ISLAMABAD, Pakistan — With U.S. encouragement, Pakistan's new civilian government is set to cut the powers of the country's chief justice even as it prepares to reinstate the man who challenged President Pervez Musharraf and then was fired by him, according to two knowledgeable officials in the dominant Pakistan People's Party.
The plan now under consideration would slash the authority of deposed chief justice Iftikhar Chaudhry, a move that may allow President Pervez Musharraf to survive the reinstatement of the jurist he has described as the "scum of the earth".
Lawyers who have campaigned vigorously for Chaudhry's restoration say intense U.S. pressure is driving the government initiative. The lawyers, who have had many contacts with U.S. officials, say the U.S. drive is based on a fear that a restored chief justice would attempt to unseat the president, a close ally of President George Bush. Deposed from office, Musharraf could face treason charges for suspending the country's constitution for a six-week period in November.
Lawyers said U.S. ambassador in Islamabad, Anne Patterson, even floated a plan to send Chaudhry abroad. Tariq Mehmood, a retired judge and leader of the lawyers, told McClatchy Newspapers that Patterson raised the possibility at a meeting with him and other legal campaigners in early March. She is said to have asked what they thought of the possibility that Chaudhry could be appointed a judge at the International Court of Justice in the Hague instead of returning to his old job.
"I told her, that if somebody thinks Justice Chaudhry is suitable for that post (at the I.C.J.), why he is not suitable as chief justice of Pakistan?" said Mehmood. "The Americans have mixed up the issue with the war on terror. They say that General Musharraf is the only solution."
The meeting took place at Mehmood's home and was reported in the Pakistan media but without details. The U.S. Embassy would neither confirm nor deny Mehmood's account.
"We have many diplomatic discussions with political leaders, but we do not discuss the details of diplomatic discussions," said Elizabeth Colton, the U.S. Embassy spokeswoman. A U.S. official, who declined to be named due to the sensitivity of the subject, said no one recalled the conversation, but it "may be so."
The fate of the judiciary has become the most explosive political issue in Pakistan over the last year, after Chaudhry's judicial activism sent him into a head-on clash with Musharraf. It culminated in November with the president dismissing the chief justice and 60 other superior court judges. Earlier this month, at least 10 people were killed in Karachi in an attack on lawyers, allegedly by activists from a pro-Musharraf political party, in which six lawyers were burned alive.
The judicial reform package, now being drafted by the Pakistan People's Party, which leads the coalition government, would strip the office of the chief justice of its main power, namely the selection of judges to hear cases, according to two PPP officials, who declined to be identified because they are not authorized to discuss internal deliberations.

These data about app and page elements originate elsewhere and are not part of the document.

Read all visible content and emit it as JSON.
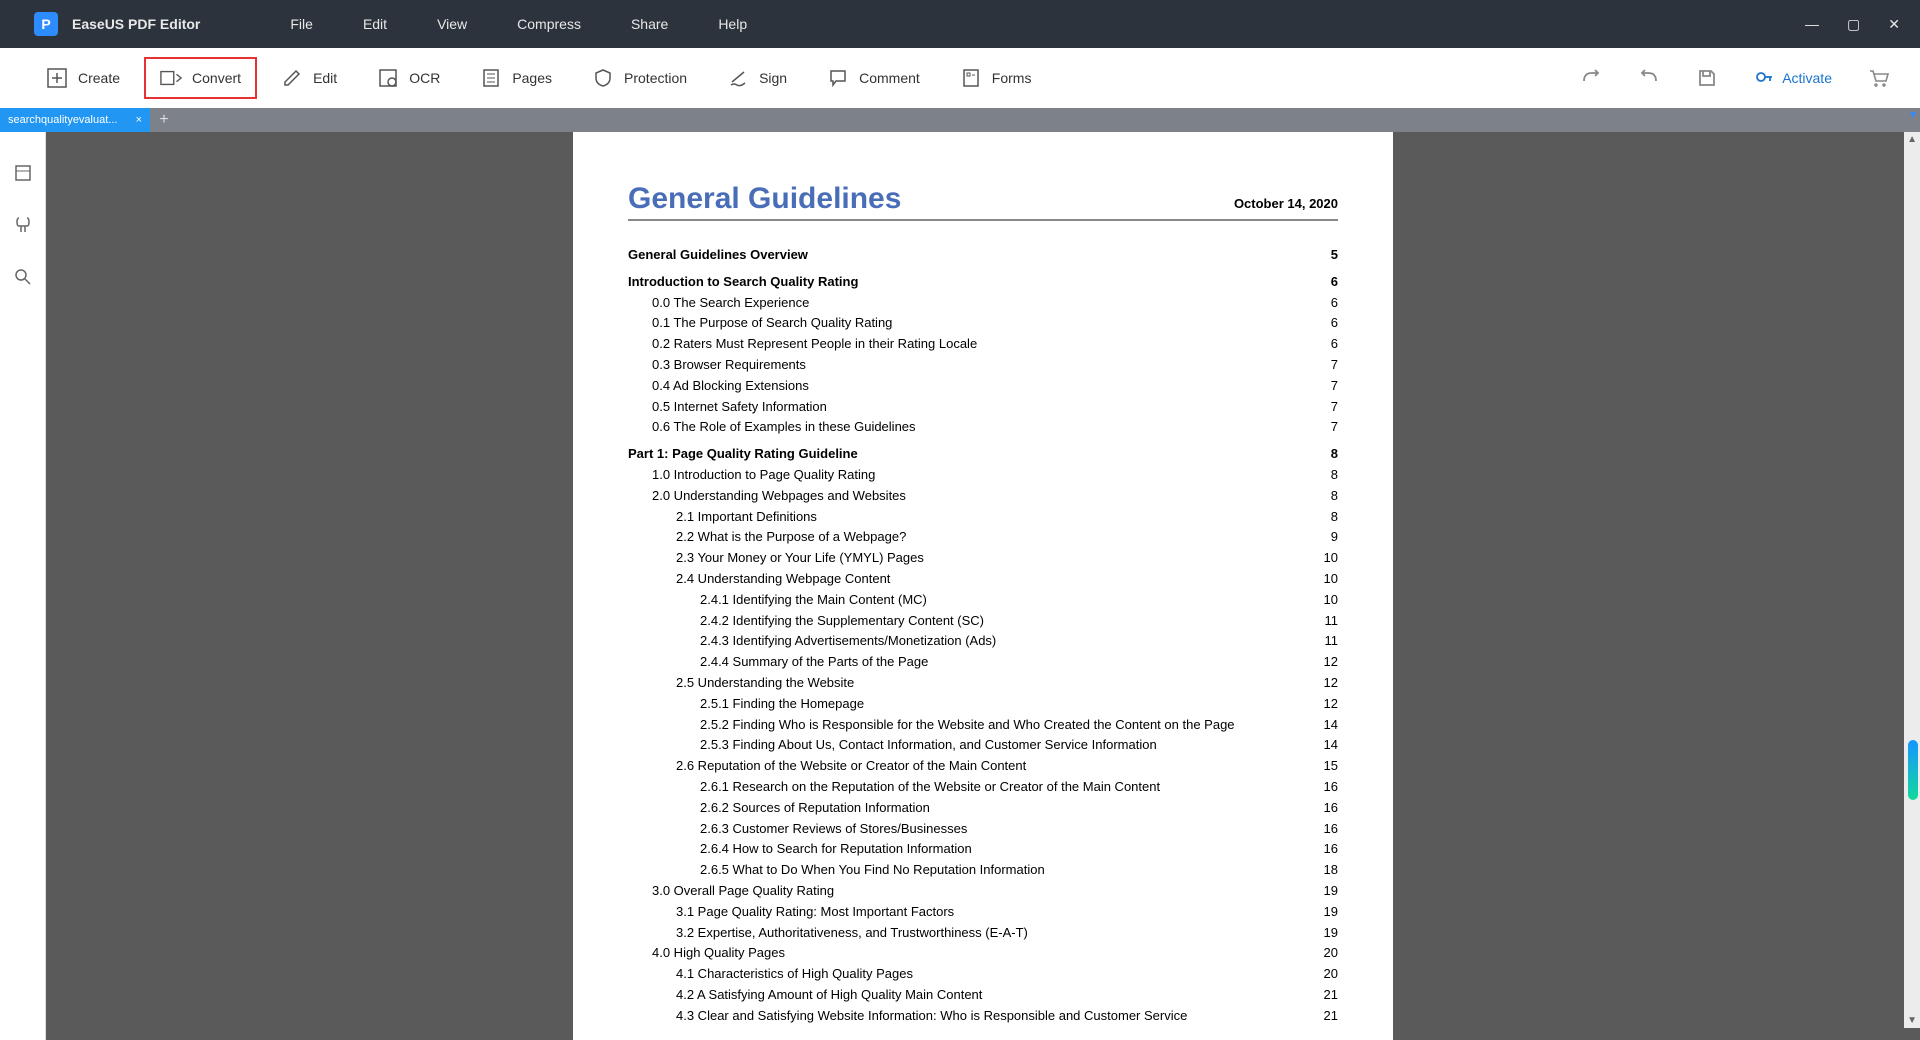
{
  "app": {
    "name": "EaseUS PDF Editor"
  },
  "menu": {
    "file": "File",
    "edit": "Edit",
    "view": "View",
    "compress": "Compress",
    "share": "Share",
    "help": "Help"
  },
  "toolbar": {
    "create": "Create",
    "convert": "Convert",
    "edit": "Edit",
    "ocr": "OCR",
    "pages": "Pages",
    "protection": "Protection",
    "sign": "Sign",
    "comment": "Comment",
    "forms": "Forms",
    "activate": "Activate"
  },
  "tab": {
    "filename": "searchqualityevaluat..."
  },
  "doc": {
    "title": "General Guidelines",
    "date": "October 14, 2020",
    "toc": [
      {
        "t": "General Guidelines Overview",
        "p": "5",
        "b": true,
        "i": 0
      },
      {
        "t": "Introduction to Search Quality Rating",
        "p": "6",
        "b": true,
        "i": 0
      },
      {
        "t": "0.0 The Search Experience",
        "p": "6",
        "i": 1
      },
      {
        "t": "0.1 The Purpose of Search Quality Rating",
        "p": "6",
        "i": 1
      },
      {
        "t": "0.2 Raters Must Represent People in their Rating Locale",
        "p": "6",
        "i": 1
      },
      {
        "t": "0.3 Browser Requirements",
        "p": "7",
        "i": 1
      },
      {
        "t": "0.4 Ad Blocking Extensions",
        "p": "7",
        "i": 1
      },
      {
        "t": "0.5 Internet Safety Information",
        "p": "7",
        "i": 1
      },
      {
        "t": "0.6 The Role of Examples in these Guidelines",
        "p": "7",
        "i": 1
      },
      {
        "t": "Part 1: Page Quality Rating Guideline",
        "p": "8",
        "b": true,
        "i": 0
      },
      {
        "t": "1.0 Introduction to Page Quality Rating",
        "p": "8",
        "i": 1
      },
      {
        "t": "2.0 Understanding Webpages and Websites",
        "p": "8",
        "i": 1
      },
      {
        "t": "2.1 Important Definitions",
        "p": "8",
        "i": 2
      },
      {
        "t": "2.2 What is the Purpose of a Webpage?",
        "p": "9",
        "i": 2
      },
      {
        "t": "2.3 Your Money or Your Life (YMYL) Pages",
        "p": "10",
        "i": 2
      },
      {
        "t": "2.4 Understanding Webpage Content",
        "p": "10",
        "i": 2
      },
      {
        "t": "2.4.1 Identifying the Main Content (MC)",
        "p": "10",
        "i": 3
      },
      {
        "t": "2.4.2 Identifying the Supplementary Content (SC)",
        "p": "11",
        "i": 3
      },
      {
        "t": "2.4.3 Identifying Advertisements/Monetization (Ads)",
        "p": "11",
        "i": 3
      },
      {
        "t": "2.4.4 Summary of the Parts of the Page",
        "p": "12",
        "i": 3
      },
      {
        "t": "2.5 Understanding the Website",
        "p": "12",
        "i": 2
      },
      {
        "t": "2.5.1 Finding the Homepage",
        "p": "12",
        "i": 3
      },
      {
        "t": "2.5.2 Finding Who is Responsible for the Website and Who Created the Content on the Page",
        "p": "14",
        "i": 3
      },
      {
        "t": "2.5.3 Finding About Us, Contact Information, and Customer Service Information",
        "p": "14",
        "i": 3
      },
      {
        "t": "2.6 Reputation of the Website or Creator of the Main Content",
        "p": "15",
        "i": 2
      },
      {
        "t": "2.6.1 Research on the Reputation of the Website or Creator of the Main Content",
        "p": "16",
        "i": 3
      },
      {
        "t": "2.6.2 Sources of Reputation Information",
        "p": "16",
        "i": 3
      },
      {
        "t": "2.6.3 Customer Reviews of Stores/Businesses",
        "p": "16",
        "i": 3
      },
      {
        "t": "2.6.4 How to Search for Reputation Information",
        "p": "16",
        "i": 3
      },
      {
        "t": "2.6.5 What to Do When You Find No Reputation Information",
        "p": "18",
        "i": 3
      },
      {
        "t": "3.0 Overall Page Quality Rating",
        "p": "19",
        "i": 1
      },
      {
        "t": "3.1 Page Quality Rating: Most Important Factors",
        "p": "19",
        "i": 2
      },
      {
        "t": "3.2 Expertise, Authoritativeness, and Trustworthiness (E-A-T)",
        "p": "19",
        "i": 2
      },
      {
        "t": "4.0 High Quality Pages",
        "p": "20",
        "i": 1
      },
      {
        "t": "4.1 Characteristics of High Quality Pages",
        "p": "20",
        "i": 2
      },
      {
        "t": "4.2 A Satisfying Amount of High Quality Main Content",
        "p": "21",
        "i": 2
      },
      {
        "t": "4.3 Clear and Satisfying Website Information: Who is Responsible and Customer Service",
        "p": "21",
        "i": 2
      }
    ]
  }
}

It is also likely to involve limiting the term of the chief justice in a way that would entail Chaudhry's retirement soon after he resumes office. There are even suggestions that the appointment of the chief justice be reappraised and a new system introduced that would mean that Chaudhry is no longer the senior-most judge.
"Instead of King Musharraf, we don't want to have King Chaudhry," said a senior PPP official, who declined to be identified because of the sensitivity of the issue. "There's more to the judiciary than one man."
While the PPP, which leads the coalition, is ostensibly opposed to Musharraf, it is also concerned that Chaudhry's record of challenging the executive branch could spell trouble for it. But the People's Party and especially its main partner, Nawaz Sharif's Pakistan Muslim League-N, committed themselves to bring the judges back in their election campaigns. The judicial reforms would take the sting out of fulfilling that pledge but could see the pro-judiciary movement, which commands considerable street power, turned on the newly elected government.
The frenetic pace of US diplomacy in the country, before and after the February 18 election, which delivered a strong anti-Musharrraf verdict, has surprised Pakistanis. Patterson has had multiple meetings with party leaders, while John Negroponte, the Deputy Secretary of State, flew in last month to hold his own talks with the key players.
Athar Minallah, a lawyer who is close to Chaudhry, said that he had been told by contacts in the People's Party and other parties that "tremendous" force from the US was being applied.
"Because of Pervez Musharraf and his obsession with Iftikhar Chaudhry, the US administration is actually pressuring the political leaders," Minallah said.
Washington called for return of democracy after Musharraf suspended the constitution in November, but it never once called for the restoration of the judges removed at the same time.
(Shah is a McClatchy special correspondent.)